### Problem details
Omit all pictures, then print the entries exactly.

━━━ Data section

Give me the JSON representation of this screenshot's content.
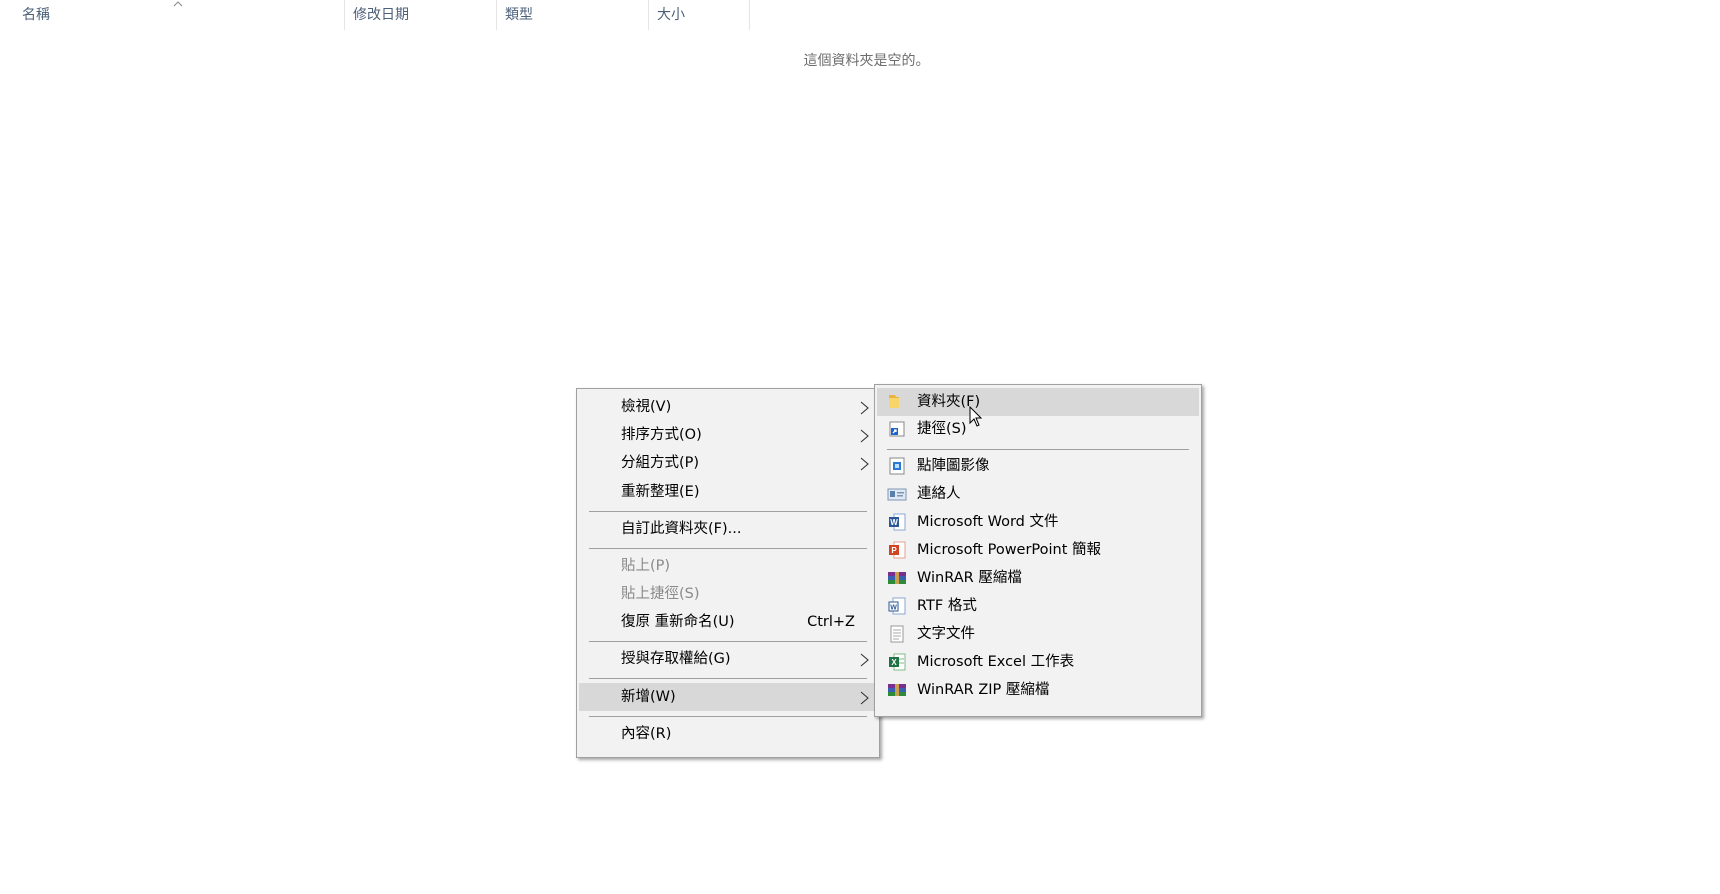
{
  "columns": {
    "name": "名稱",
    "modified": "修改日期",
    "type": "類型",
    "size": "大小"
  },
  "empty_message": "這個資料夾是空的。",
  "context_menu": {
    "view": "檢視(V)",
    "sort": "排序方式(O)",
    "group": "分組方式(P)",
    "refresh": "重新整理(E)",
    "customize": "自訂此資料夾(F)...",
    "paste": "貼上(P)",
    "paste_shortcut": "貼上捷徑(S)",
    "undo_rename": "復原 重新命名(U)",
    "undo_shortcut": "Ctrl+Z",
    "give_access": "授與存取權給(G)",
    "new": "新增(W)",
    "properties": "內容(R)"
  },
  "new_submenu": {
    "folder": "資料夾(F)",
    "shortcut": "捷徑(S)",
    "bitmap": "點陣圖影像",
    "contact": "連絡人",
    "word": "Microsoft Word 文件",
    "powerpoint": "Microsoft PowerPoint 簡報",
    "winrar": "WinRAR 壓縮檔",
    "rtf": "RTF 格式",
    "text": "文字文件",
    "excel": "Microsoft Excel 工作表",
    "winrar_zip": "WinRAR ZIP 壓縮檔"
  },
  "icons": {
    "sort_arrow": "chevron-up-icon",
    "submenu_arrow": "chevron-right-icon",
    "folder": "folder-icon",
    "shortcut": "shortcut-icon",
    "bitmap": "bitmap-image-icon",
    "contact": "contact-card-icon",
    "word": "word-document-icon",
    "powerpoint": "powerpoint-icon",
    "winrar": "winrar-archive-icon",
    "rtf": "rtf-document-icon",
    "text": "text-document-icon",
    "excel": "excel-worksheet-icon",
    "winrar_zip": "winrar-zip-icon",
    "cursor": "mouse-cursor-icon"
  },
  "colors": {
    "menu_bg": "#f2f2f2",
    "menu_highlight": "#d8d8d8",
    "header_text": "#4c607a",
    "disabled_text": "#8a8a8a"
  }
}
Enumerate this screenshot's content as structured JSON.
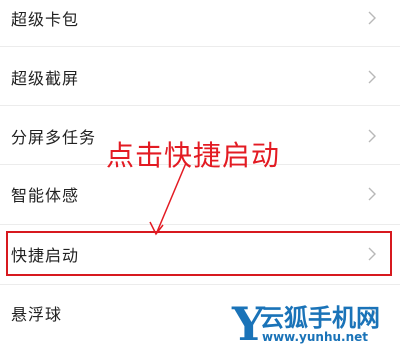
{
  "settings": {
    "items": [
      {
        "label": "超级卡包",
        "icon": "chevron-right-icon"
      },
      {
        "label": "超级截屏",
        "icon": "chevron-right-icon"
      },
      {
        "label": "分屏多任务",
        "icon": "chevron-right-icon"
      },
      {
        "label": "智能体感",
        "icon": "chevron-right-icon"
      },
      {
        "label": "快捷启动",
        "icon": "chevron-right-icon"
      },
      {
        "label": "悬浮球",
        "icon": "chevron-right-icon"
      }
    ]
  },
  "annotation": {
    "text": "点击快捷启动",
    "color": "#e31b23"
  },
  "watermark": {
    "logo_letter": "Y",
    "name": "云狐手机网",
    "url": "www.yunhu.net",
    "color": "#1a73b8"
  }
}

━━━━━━

### Answer for this exercise
Give me the JSON representation of this screenshot's content.
{
  "columns": {
    "name": "名稱",
    "modified": "修改日期",
    "type": "類型",
    "size": "大小"
  },
  "empty_message": "這個資料夾是空的。",
  "context_menu": {
    "view": "檢視(V)",
    "sort": "排序方式(O)",
    "group": "分組方式(P)",
    "refresh": "重新整理(E)",
    "customize": "自訂此資料夾(F)...",
    "paste": "貼上(P)",
    "paste_shortcut": "貼上捷徑(S)",
    "undo_rename": "復原 重新命名(U)",
    "undo_shortcut": "Ctrl+Z",
    "give_access": "授與存取權給(G)",
    "new": "新增(W)",
    "properties": "內容(R)"
  },
  "new_submenu": {
    "folder": "資料夾(F)",
    "shortcut": "捷徑(S)",
    "bitmap": "點陣圖影像",
    "contact": "連絡人",
    "word": "Microsoft Word 文件",
    "powerpoint": "Microsoft PowerPoint 簡報",
    "winrar": "WinRAR 壓縮檔",
    "rtf": "RTF 格式",
    "text": "文字文件",
    "excel": "Microsoft Excel 工作表",
    "winrar_zip": "WinRAR ZIP 壓縮檔"
  },
  "icons": {
    "sort_arrow": "chevron-up-icon",
    "submenu_arrow": "chevron-right-icon",
    "folder": "folder-icon",
    "shortcut": "shortcut-icon",
    "bitmap": "bitmap-image-icon",
    "contact": "contact-card-icon",
    "word": "word-document-icon",
    "powerpoint": "powerpoint-icon",
    "winrar": "winrar-archive-icon",
    "rtf": "rtf-document-icon",
    "text": "text-document-icon",
    "excel": "excel-worksheet-icon",
    "winrar_zip": "winrar-zip-icon",
    "cursor": "mouse-cursor-icon"
  },
  "colors": {
    "menu_bg": "#f2f2f2",
    "menu_highlight": "#d8d8d8",
    "header_text": "#4c607a",
    "disabled_text": "#8a8a8a"
  }
}
Enumerate this screenshot's content as structured JSON.
{
  "settings": {
    "items": [
      {
        "label": "超级卡包",
        "icon": "chevron-right-icon"
      },
      {
        "label": "超级截屏",
        "icon": "chevron-right-icon"
      },
      {
        "label": "分屏多任务",
        "icon": "chevron-right-icon"
      },
      {
        "label": "智能体感",
        "icon": "chevron-right-icon"
      },
      {
        "label": "快捷启动",
        "icon": "chevron-right-icon"
      },
      {
        "label": "悬浮球",
        "icon": "chevron-right-icon"
      }
    ]
  },
  "annotation": {
    "text": "点击快捷启动",
    "color": "#e31b23"
  },
  "watermark": {
    "logo_letter": "Y",
    "name": "云狐手机网",
    "url": "www.yunhu.net",
    "color": "#1a73b8"
  }
}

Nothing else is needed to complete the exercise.